Bootstraping new projects requires a set of artifacts (scripts and configuration files) to help the onboarding of new developers into the codebase and improve the development experience as the project grows.
To help new developers get started with a project and ensure the minimal set of application dependencies is in place, it is highly recommended to include a standalone script, responsible for checking and installing dependencies, bootstraping configuration files and handling environment details, so the project can be executed and tested without manual setup.
We follow Rails’ convention of the
bin/setup for this job, and most setup
scripts do the following tasks:
.envfiles to ensure that the application will boot as expected.
For runtime/external dependencies that have a version manager available (like
rbenv or phantomenv),
we recommend adding a
.*-version file to the root of each application’s
directory to lock the dependency version and document which version is oficially
required to run the app.
In most projects is expected to find:
.ruby-versionto lock the Ruby version that the app depends on.
Projects that rely on a source code linter like RuboCop or ESLint should include the linter configuration files so developers know which standards the code should follow, be able to run the checks locally through their terminal or text editor and update these configurations as necessary by the project.
The following examples can be used as a starting point for the configurations of your project
.rubocop.ymlto lint Ruby code through RuboCop.
.scss-lint.ymlfor the [scss-lint] (https://github.com/brigade/scss-lint) gem.
Most projects have a build agent responsible for running tests and building artifacts as the new changes are pushed upstream, and the configuration for these agents should live as close as possible to the source code and be stored under the same version control repository as the project.
When using services that don’t provide this configuration approach or when using
Jenkins and/or Janky, an executable script should be used instead of configuring
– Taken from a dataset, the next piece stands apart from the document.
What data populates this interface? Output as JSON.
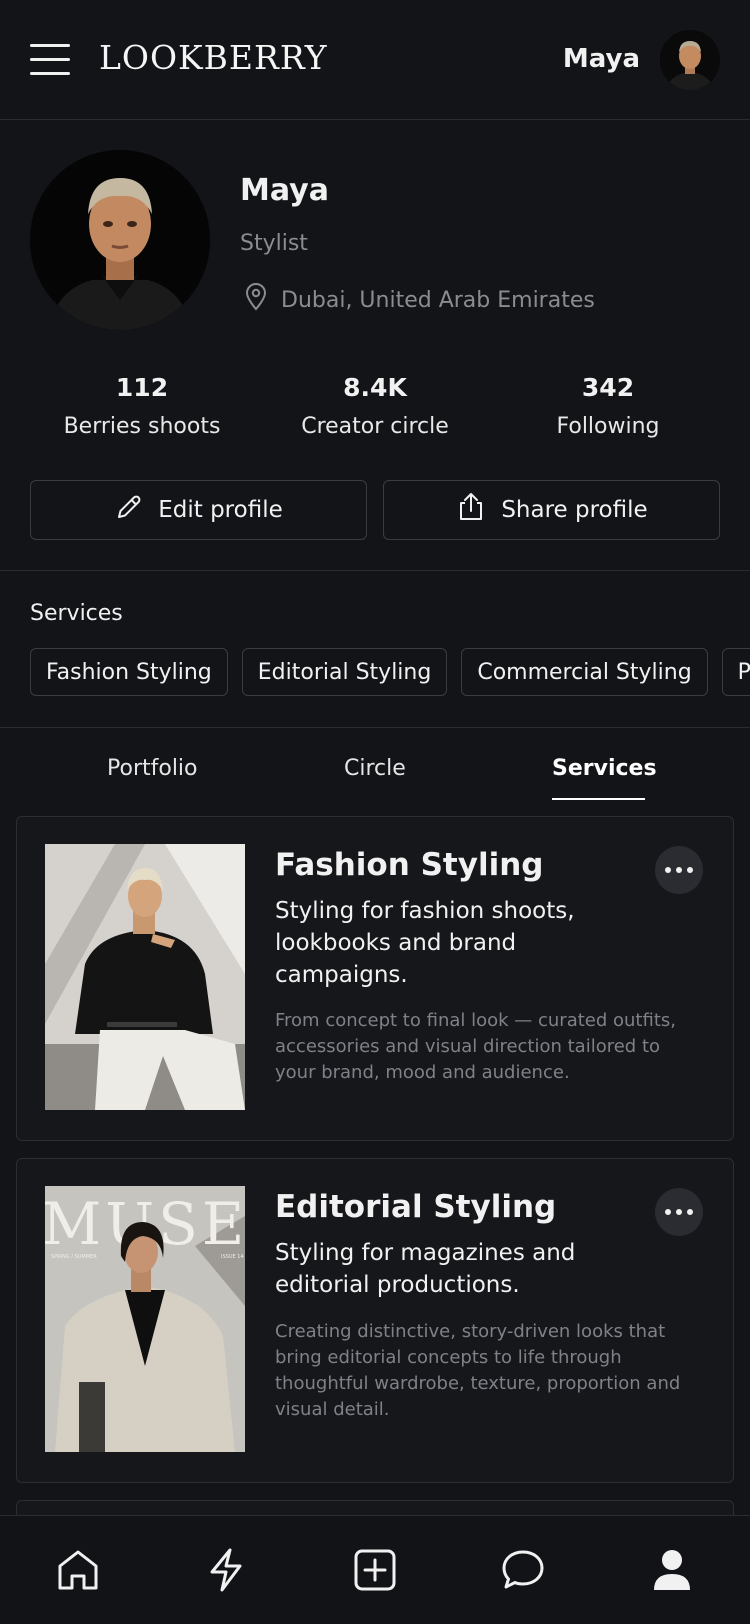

the build details directly through a web UI, outside the project’s repository.
We reserve the
script/cibuild executable for this task.
All these artifacts will require continuous maintenance and updates as the project moves forward, since dependencies will be added or removed, the tooling might change and parts of the documentation will be outdated.